Massive bags holding thousands of pounds of rice, dried vegetables, and other nonperishable foods are wheeled in. The sticky screech of a tape gun rips through the air as cardboard boxes are reinforced and lined up. Volunteers drag rectangular tables into uniform rows to become assembly lines where 80,000 meals will be packed in one day.
This is how Meals from the Heartland feeds malnourished people in Iowa and around the world. Volunteers pack raw ingredients for meals to be sent overseas and traditional meals to be distributed to people in the U.S. Wells Fargo helps by providing volunteers at food-packing events and grants to sustain the organization.
Steve Carlson has served on the nonprofit’s board for four years, and he still gets choked up by its mission. “You connect with the vision of starving children, and realize this might be the only meal they get in a day, and it kind of gets you,” said Carlson, a member of Wells Fargo’s Stakeholder Relations team in Des Moines, Iowa. “It’s so easy to do, but it makes such a big impact.”
Meals from the Heartland started in 2007 as a church project to package 1 million meals during Lent. So many people were inspired by its heart and potential that the project became a nonprofit that today provides more than 20 million meals annually to children in the U.S. and around the globe.
“Our mission is really two-fold. One, we want to feed people. Second, we want people to have a heart change, to come in and serve, to give back,” said Greg DeHaai, Meals From the Heartland’s director of operations.
“I can eat wherever I want because I have the means to do it,” said Will Figueroa, a member of Wells Fargo’s Risk Management team and a regular volunteer with Meals from the Heartland. “There are people out there that don’t know where their next meal is coming from, and that’s why I love Meals from the Heartland. It’s just a great organization to battle world hunger.”

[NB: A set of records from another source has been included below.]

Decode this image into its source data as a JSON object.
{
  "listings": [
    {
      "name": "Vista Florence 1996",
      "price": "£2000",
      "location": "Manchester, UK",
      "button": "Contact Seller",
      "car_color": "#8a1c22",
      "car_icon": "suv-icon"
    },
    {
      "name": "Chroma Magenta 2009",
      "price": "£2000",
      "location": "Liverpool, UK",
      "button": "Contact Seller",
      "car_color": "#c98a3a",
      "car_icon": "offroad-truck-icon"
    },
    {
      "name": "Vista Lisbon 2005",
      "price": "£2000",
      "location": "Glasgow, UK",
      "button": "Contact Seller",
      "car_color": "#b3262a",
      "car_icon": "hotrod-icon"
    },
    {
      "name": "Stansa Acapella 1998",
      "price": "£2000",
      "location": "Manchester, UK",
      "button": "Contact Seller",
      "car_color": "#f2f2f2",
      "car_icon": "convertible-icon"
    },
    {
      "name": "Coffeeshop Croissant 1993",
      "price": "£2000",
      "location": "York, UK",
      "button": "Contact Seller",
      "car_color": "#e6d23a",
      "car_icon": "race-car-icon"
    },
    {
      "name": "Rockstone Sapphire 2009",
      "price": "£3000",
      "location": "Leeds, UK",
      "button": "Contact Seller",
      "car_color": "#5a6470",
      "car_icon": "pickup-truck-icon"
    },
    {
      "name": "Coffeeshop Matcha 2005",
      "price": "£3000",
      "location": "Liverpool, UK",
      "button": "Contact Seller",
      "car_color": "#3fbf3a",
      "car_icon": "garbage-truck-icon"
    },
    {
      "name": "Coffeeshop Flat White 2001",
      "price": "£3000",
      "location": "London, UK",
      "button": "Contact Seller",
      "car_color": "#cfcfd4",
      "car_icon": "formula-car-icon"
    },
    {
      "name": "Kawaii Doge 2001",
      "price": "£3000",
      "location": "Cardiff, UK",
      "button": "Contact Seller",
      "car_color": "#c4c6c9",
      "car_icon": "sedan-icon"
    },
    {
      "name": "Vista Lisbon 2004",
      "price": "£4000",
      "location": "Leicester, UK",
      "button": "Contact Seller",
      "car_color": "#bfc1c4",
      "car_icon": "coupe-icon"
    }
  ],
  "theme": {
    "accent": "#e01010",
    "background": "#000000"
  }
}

The organization distributes about 4 million meals to the hungry in Iowa and the Midwest. The other 18 million are shipped overseas and delivered to schools and other institutions that regulate their distribution.
“Our goal is to raise these kids and make that area of the world self-sufficient so that we can go to the next area that is not getting fed, start over, and get those communities fed, get them in school, get them to learn a new trade, a new way of living,” said DeHaai. “We want that community to understand that the world is here to help and that we want to do whatever we can do to change these kids’ lives.”
The Des Moines Area Religious Council, a warehouse of a network of 14 regional food pantries, is a beneficiary of Meals from the Heartland. “It is really important for these families to have access to nutritious foods,” said Rebecca Whitlow, DMARC’s food pantry network director, “and Meals from the Heartland is an easy way for us to provide a nutritious meal to families.”
Rebecca Young, a member of Wells Fargo’s Audit team, also serves on Meals from the Heartland’s board. In addition to providing the organization strategic council, she and Carlson regularly connect Wells Fargo team members with volunteer opportunities at meal-packing events like the one that transformed the company’s downtown Des Moines headquarters lunchroom into a mobile pack site during the company’s Dedicated Day of Service in September.
“I believe this is the organization that we invest the most volunteer hours in, every year, than any other organization in central Iowa,” said Carlson. “They have the annual hunger fight, where thousands of people gather at the convention center and package 4 million meals in a weekend; they have a packaging center, where our team members are there all the time as work groups; and then there are mobile packs like this — and we love to be involved in all those realms.”
Wells Fargo has also provided more than $250,000 in philanthropic support to Meals from the Heartland since 2008.
“Steve has been an invaluable asset to our board, both in his experience in the community and also with his wisdom of what we can do to make things better. His ability to rally the Wells Fargo troops whenever we need help is just invaluable,” said DeHaai. “We couldn’t do what we do without the Wells Fargo volunteers.”